Cavities are decay in teeth that we treat with fillings. Here is a little tooth anatomy. The crown of your tooth has an outer layer called enamel, which is very hard. The next level is called dentin, which is slightly less hard. For a cavity to form it requires bacteria. Bacteria is in your saliva and can adhere to the outer layer of your teeth. When it adheres to your teeth it creates what is called a biofilm. The biofilm helps the bacteria aggregate and remain on your teeth. The biofilm uses carbohydrates (sugar) for food and after it digests the sugar it produces an acidic byproduct. When the acidity of your mouth drops to a certain level it can begin to decalcify the enamel layer of your tooth. After the decay reaches through to the dentin we must remove the decay and fill the cavity.
Tooth decay is one of the most common diseases in the world and it is very preventable. The easiest and most known and used preventive measure is to brush and floss your teeth at least two time each day. We do this because we want to remove the biofilm that attaches to the tooth. If it is not on your tooth then it cannot sit, eat sugar, and produce the acid which causes it to decalcify that area on the tooth. Flossing is very important for those areas where your teeth touch each other because it can be hard for the bristles of your toothbrush to get in between your teeth.
Another good preventive measure is to visit your dental office for routine cleanings. At your visit, the dental hygienist will clean your teeth, identify areas of concern, and advise you on your homecare routine. Your dentist will complete an oral evaluation and make recommendations based on his or her findings. As I said, brushing and flossing are great preventative measures, but should never be considered a replacement of regular visits to the dentist.
When you come to the dental office you may here us use the word ‘watch’ to describe our intention for a certain tooth or teeth. What we are saying is this. You have the start of a cavity, but it is not quite at the point where we would fill it, so we will watch it to make sure it does not get any bigger. The distinction between an area we would watch and a cavity we would fill goes back to those two layers in the teeth we talked about earlier. When we see the decay or the decalcification in the enamel, the harder outer layer, we feel comfortable monitoring that. Because that layer of the tooth is harder, the disease spreads much more slowly through that layer of the tooth and we can still do something about it. We can apply fluoride. When fluoride is applied to the teeth, in the form of a varnish or toothpaste, those areas can re-mineralize and return to normal healthy tooth structure. If you are a patient with areas to ‘watch’ we may recommend an in-office fluoride treatment and/or prescribe extra strength fluoride tooth paste for home use.

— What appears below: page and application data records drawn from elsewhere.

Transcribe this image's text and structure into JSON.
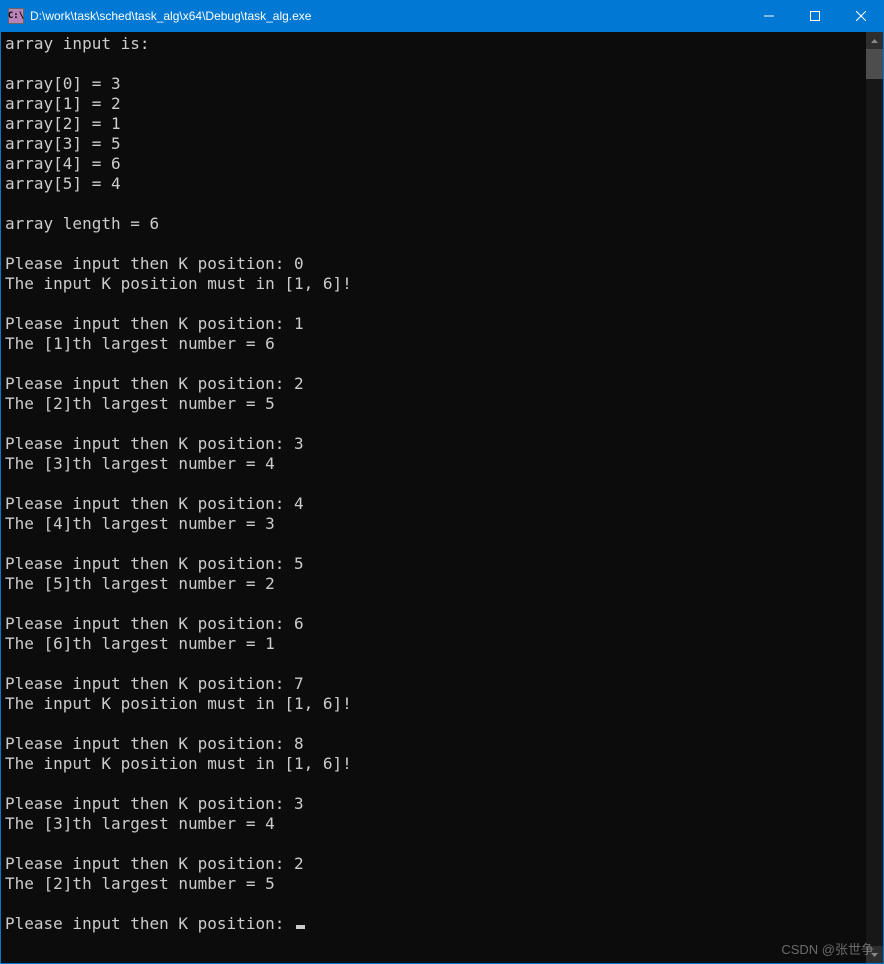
{
  "window": {
    "icon_text": "C:\\",
    "title": "D:\\work\\task\\sched\\task_alg\\x64\\Debug\\task_alg.exe"
  },
  "console": {
    "lines": [
      "array input is:",
      "",
      "array[0] = 3",
      "array[1] = 2",
      "array[2] = 1",
      "array[3] = 5",
      "array[4] = 6",
      "array[5] = 4",
      "",
      "array length = 6",
      "",
      "Please input then K position: 0",
      "The input K position must in [1, 6]!",
      "",
      "Please input then K position: 1",
      "The [1]th largest number = 6",
      "",
      "Please input then K position: 2",
      "The [2]th largest number = 5",
      "",
      "Please input then K position: 3",
      "The [3]th largest number = 4",
      "",
      "Please input then K position: 4",
      "The [4]th largest number = 3",
      "",
      "Please input then K position: 5",
      "The [5]th largest number = 2",
      "",
      "Please input then K position: 6",
      "The [6]th largest number = 1",
      "",
      "Please input then K position: 7",
      "The input K position must in [1, 6]!",
      "",
      "Please input then K position: 8",
      "The input K position must in [1, 6]!",
      "",
      "Please input then K position: 3",
      "The [3]th largest number = 4",
      "",
      "Please input then K position: 2",
      "The [2]th largest number = 5",
      "",
      "Please input then K position: "
    ]
  },
  "watermark": "CSDN @张世争"
}
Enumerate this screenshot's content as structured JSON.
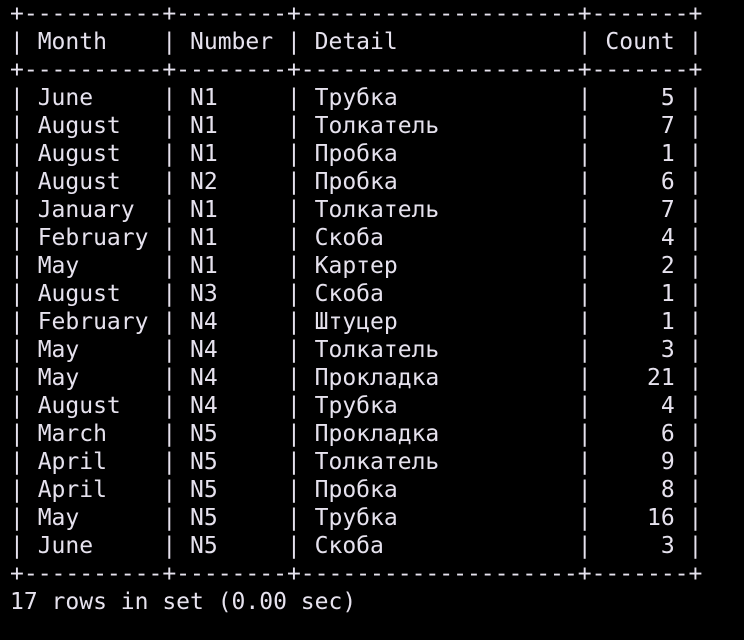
{
  "theme": {
    "background": "#000000",
    "foreground": "#e6e2ee"
  },
  "table": {
    "columns": [
      "Month",
      "Number",
      "Detail",
      "Count"
    ],
    "column_widths": [
      10,
      8,
      20,
      7
    ],
    "count_align": "right",
    "rows": [
      {
        "month": "June",
        "number": "N1",
        "detail": "Трубка",
        "count": "5"
      },
      {
        "month": "August",
        "number": "N1",
        "detail": "Толкатель",
        "count": "7"
      },
      {
        "month": "August",
        "number": "N1",
        "detail": "Пробка",
        "count": "1"
      },
      {
        "month": "August",
        "number": "N2",
        "detail": "Пробка",
        "count": "6"
      },
      {
        "month": "January",
        "number": "N1",
        "detail": "Толкатель",
        "count": "7"
      },
      {
        "month": "February",
        "number": "N1",
        "detail": "Скоба",
        "count": "4"
      },
      {
        "month": "May",
        "number": "N1",
        "detail": "Картер",
        "count": "2"
      },
      {
        "month": "August",
        "number": "N3",
        "detail": "Скоба",
        "count": "1"
      },
      {
        "month": "February",
        "number": "N4",
        "detail": "Штуцер",
        "count": "1"
      },
      {
        "month": "May",
        "number": "N4",
        "detail": "Толкатель",
        "count": "3"
      },
      {
        "month": "May",
        "number": "N4",
        "detail": "Прокладка",
        "count": "21"
      },
      {
        "month": "August",
        "number": "N4",
        "detail": "Трубка",
        "count": "4"
      },
      {
        "month": "March",
        "number": "N5",
        "detail": "Прокладка",
        "count": "6"
      },
      {
        "month": "April",
        "number": "N5",
        "detail": "Толкатель",
        "count": "9"
      },
      {
        "month": "April",
        "number": "N5",
        "detail": "Пробка",
        "count": "8"
      },
      {
        "month": "May",
        "number": "N5",
        "detail": "Трубка",
        "count": "16"
      },
      {
        "month": "June",
        "number": "N5",
        "detail": "Скоба",
        "count": "3"
      }
    ]
  },
  "footer": {
    "summary": "17 rows in set (0.00 sec)"
  }
}
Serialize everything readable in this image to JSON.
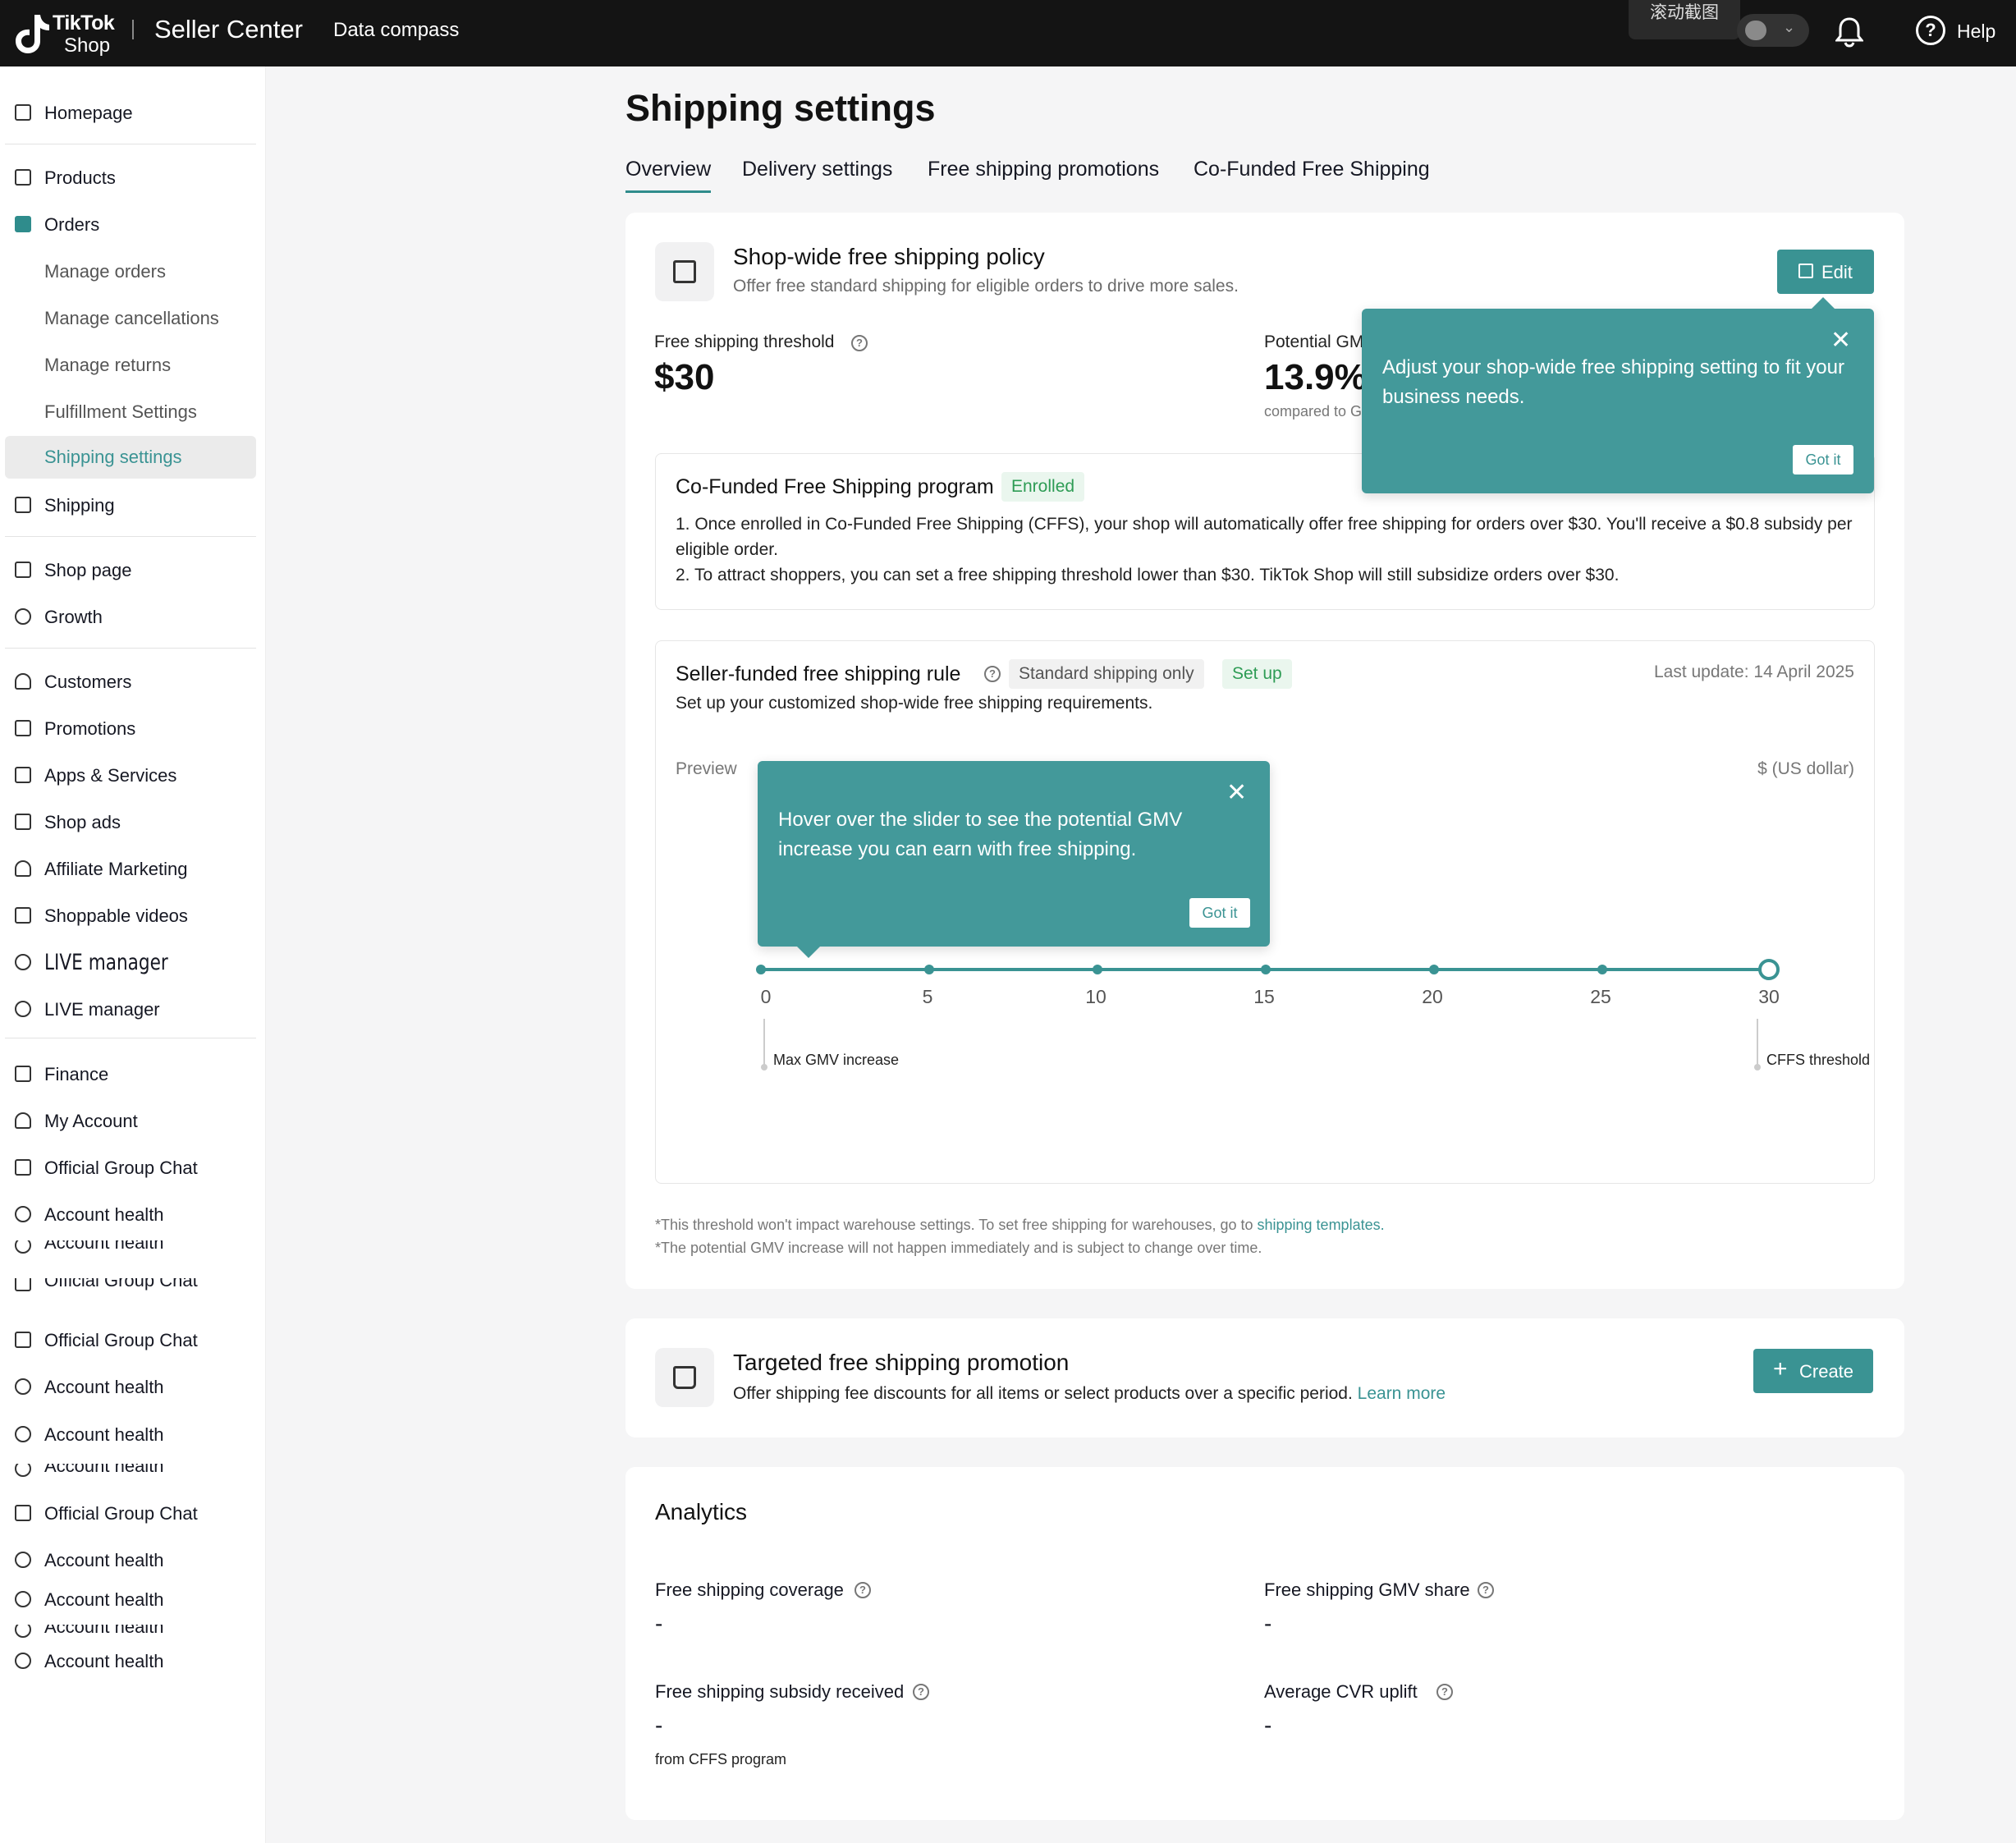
{
  "topbar": {
    "logo_line1": "TikTok",
    "logo_line2": "Shop",
    "title": "Seller Center",
    "nav": "Data compass",
    "screenshot_badge": "滚动截图",
    "help": "Help"
  },
  "sidebar": {
    "items": [
      {
        "label": "Homepage"
      },
      {
        "label": "Products"
      },
      {
        "label": "Orders"
      },
      {
        "label": "Manage orders"
      },
      {
        "label": "Manage cancellations"
      },
      {
        "label": "Manage returns"
      },
      {
        "label": "Fulfillment Settings"
      },
      {
        "label": "Shipping settings"
      },
      {
        "label": "Shipping"
      },
      {
        "label": "Shop page"
      },
      {
        "label": "Growth"
      },
      {
        "label": "Customers"
      },
      {
        "label": "Promotions"
      },
      {
        "label": "Apps & Services"
      },
      {
        "label": "Shop ads"
      },
      {
        "label": "Affiliate Marketing"
      },
      {
        "label": "Shoppable videos"
      },
      {
        "label": "LIVE manager"
      },
      {
        "label": "LIVE manager"
      },
      {
        "label": "Finance"
      },
      {
        "label": "My Account"
      },
      {
        "label": "Official Group Chat"
      },
      {
        "label": "Account health"
      },
      {
        "label": "Account health"
      },
      {
        "label": "Official Group Chat"
      },
      {
        "label": "Official Group Chat"
      },
      {
        "label": "Account health"
      },
      {
        "label": "Account health"
      },
      {
        "label": "Account health"
      },
      {
        "label": "Official Group Chat"
      },
      {
        "label": "Account health"
      },
      {
        "label": "Account health"
      },
      {
        "label": "Account health"
      },
      {
        "label": "Account health"
      }
    ]
  },
  "page": {
    "title": "Shipping settings",
    "tabs": [
      "Overview",
      "Delivery settings",
      "Free shipping promotions",
      "Co-Funded Free Shipping"
    ]
  },
  "policy": {
    "title": "Shop-wide free shipping policy",
    "subtitle": "Offer free standard shipping for eligible orders to drive more sales.",
    "edit_label": "Edit",
    "threshold_label": "Free shipping threshold",
    "threshold_value": "$30",
    "potential_label": "Potential GM",
    "potential_value": "13.9%",
    "compared_label": "compared to G"
  },
  "cffs": {
    "title": "Co-Funded Free Shipping program",
    "badge": "Enrolled",
    "line1": "1. Once enrolled in Co-Funded Free Shipping (CFFS), your shop will automatically offer free shipping for orders over $30. You'll receive a $0.8 subsidy per eligible order.",
    "line2": "2. To attract shoppers, you can set a free shipping threshold lower than $30. TikTok Shop will still subsidize orders over $30."
  },
  "rule": {
    "title": "Seller-funded free shipping rule",
    "badge_standard": "Standard shipping only",
    "badge_setup": "Set up",
    "last_update": "Last update: 14 April 2025",
    "subtitle": "Set up your customized shop-wide free shipping requirements.",
    "preview": "Preview",
    "currency": "$ (US dollar)",
    "ticks": [
      "0",
      "5",
      "10",
      "15",
      "20",
      "25",
      "30"
    ],
    "slider_value": 30,
    "marker_left": "Max GMV increase",
    "marker_right": "CFFS threshold"
  },
  "tooltip_top": {
    "text": "Adjust your shop-wide free shipping setting to fit your business needs.",
    "button": "Got it",
    "close": "✕"
  },
  "tooltip_slider": {
    "text": "Hover over the slider to see the potential GMV increase you can earn with free shipping.",
    "button": "Got it",
    "close": "✕"
  },
  "footnotes": {
    "line1_prefix": "*This threshold won't impact warehouse settings. To set free shipping for warehouses, go to ",
    "line1_link": "shipping templates.",
    "line2": "*The potential GMV increase will not happen immediately and is subject to change over time."
  },
  "targeted": {
    "title": "Targeted free shipping promotion",
    "subtitle": "Offer shipping fee discounts for all items or select products over a specific period.",
    "learn_more": "Learn more",
    "create": "Create"
  },
  "analytics": {
    "title": "Analytics",
    "coverage_label": "Free shipping coverage",
    "coverage_value": "-",
    "gmv_share_label": "Free shipping GMV share",
    "gmv_share_value": "-",
    "subsidy_label": "Free shipping subsidy received",
    "subsidy_value": "-",
    "subsidy_note": "from CFFS program",
    "cvr_label": "Average CVR uplift",
    "cvr_value": "-"
  },
  "colors": {
    "accent": "#3a9393",
    "tooltip_bg": "#43999a",
    "topbar_bg": "#141414",
    "enrolled_green": "#2e9c55"
  }
}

If the decay makes its way through the enamel to the dentin we can no longer watch the tooth. We must remove the decay and fill the tooth. Because the dentin is the softer internal layer of the tooth, the decay can spread much more quickly and there is no way to arrest it. If the tooth is not filled once decay crosses into the dentin, it will result in a more serious condition which will not resolve on its own.
The filling is a procedure where the dentist will remove the decay in your tooth and place filling material in that space. Placing this material in your tooth does not make that tooth immune to further decay. On the contrary, that tooth is more susceptible than a natural healthy tooth. This is because there is now an area where the filling material meets the tooth surface. This is what we call the margin. The margin can be a spot for bacteria to sneak in and start this process all over again.
In summary, here is my prescription to maintain your healthiest mouth: Brush and floss your teeth daily and keep regular visits with your dentist.
By Dr. Adams